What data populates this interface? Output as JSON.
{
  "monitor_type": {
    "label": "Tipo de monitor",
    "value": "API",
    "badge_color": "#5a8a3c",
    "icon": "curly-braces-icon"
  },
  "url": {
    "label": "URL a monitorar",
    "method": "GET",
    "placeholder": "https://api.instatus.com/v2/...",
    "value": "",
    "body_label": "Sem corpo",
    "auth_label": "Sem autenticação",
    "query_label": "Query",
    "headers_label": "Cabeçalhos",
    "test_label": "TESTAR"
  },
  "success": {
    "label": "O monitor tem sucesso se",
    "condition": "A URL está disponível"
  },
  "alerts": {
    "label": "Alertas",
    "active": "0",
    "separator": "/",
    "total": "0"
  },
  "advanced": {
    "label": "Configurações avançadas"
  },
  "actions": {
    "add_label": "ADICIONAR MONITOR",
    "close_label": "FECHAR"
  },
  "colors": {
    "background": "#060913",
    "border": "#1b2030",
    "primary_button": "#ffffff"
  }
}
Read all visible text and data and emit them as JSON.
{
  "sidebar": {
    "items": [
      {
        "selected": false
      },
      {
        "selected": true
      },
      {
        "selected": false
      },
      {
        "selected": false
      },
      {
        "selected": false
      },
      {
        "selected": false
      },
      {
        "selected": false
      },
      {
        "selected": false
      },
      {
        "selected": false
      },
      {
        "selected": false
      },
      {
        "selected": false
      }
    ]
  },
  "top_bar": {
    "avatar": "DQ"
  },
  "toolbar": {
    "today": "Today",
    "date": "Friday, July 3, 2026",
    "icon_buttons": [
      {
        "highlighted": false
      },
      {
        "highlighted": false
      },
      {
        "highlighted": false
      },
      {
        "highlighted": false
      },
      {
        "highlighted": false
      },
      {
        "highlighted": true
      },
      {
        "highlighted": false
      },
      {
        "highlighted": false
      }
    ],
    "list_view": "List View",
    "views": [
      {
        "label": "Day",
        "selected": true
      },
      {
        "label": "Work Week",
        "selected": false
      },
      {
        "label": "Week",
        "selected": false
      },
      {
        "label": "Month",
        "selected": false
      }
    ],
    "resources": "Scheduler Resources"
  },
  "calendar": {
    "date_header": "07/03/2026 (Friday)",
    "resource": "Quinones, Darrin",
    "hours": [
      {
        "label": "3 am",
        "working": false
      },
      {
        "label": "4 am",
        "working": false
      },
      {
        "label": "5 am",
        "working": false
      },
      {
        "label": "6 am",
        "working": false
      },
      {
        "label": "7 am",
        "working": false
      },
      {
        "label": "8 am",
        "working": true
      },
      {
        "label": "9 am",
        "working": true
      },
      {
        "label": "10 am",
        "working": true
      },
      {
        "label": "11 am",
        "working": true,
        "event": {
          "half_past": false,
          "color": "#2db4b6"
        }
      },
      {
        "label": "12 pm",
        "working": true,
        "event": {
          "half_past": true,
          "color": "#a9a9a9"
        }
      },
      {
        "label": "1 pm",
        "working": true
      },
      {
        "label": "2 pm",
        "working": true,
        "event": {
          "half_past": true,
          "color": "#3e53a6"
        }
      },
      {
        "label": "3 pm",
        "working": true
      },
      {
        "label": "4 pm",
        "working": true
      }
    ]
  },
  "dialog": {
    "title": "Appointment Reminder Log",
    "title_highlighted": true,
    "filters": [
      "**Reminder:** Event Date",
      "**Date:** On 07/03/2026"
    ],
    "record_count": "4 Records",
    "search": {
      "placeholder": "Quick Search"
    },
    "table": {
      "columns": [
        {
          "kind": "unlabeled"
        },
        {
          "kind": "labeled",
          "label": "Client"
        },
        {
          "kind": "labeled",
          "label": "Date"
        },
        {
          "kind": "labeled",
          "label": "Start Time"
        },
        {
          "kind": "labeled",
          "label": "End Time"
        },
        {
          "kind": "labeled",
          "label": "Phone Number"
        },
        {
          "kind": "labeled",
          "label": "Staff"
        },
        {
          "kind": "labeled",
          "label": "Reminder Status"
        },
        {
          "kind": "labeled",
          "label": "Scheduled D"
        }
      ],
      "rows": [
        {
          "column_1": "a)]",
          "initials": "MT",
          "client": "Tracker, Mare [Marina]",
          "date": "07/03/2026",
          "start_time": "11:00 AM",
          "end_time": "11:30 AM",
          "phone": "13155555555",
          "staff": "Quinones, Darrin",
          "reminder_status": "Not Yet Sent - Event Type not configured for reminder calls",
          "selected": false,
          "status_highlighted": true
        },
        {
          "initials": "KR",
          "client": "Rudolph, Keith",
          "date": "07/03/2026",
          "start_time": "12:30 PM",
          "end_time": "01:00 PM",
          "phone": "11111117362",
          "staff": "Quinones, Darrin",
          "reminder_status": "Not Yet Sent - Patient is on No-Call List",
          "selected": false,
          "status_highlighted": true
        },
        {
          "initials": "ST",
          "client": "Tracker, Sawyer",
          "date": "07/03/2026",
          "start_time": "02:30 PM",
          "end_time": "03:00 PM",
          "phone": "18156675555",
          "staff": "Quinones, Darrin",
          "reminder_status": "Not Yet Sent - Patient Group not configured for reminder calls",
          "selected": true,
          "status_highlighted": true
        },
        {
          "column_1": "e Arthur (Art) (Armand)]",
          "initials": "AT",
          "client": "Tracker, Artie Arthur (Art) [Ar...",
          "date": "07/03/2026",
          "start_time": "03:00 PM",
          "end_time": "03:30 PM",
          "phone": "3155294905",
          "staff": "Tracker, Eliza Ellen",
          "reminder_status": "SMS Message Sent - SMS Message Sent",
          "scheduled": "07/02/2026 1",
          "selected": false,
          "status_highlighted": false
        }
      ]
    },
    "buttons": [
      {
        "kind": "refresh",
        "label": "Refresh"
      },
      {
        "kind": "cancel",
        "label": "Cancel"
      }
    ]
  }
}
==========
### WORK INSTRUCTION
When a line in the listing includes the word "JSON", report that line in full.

### SOLUTION TO THIS EXERCISE
What data populates this interface? Output as JSON.
Read all visible text and data and emit them as JSON.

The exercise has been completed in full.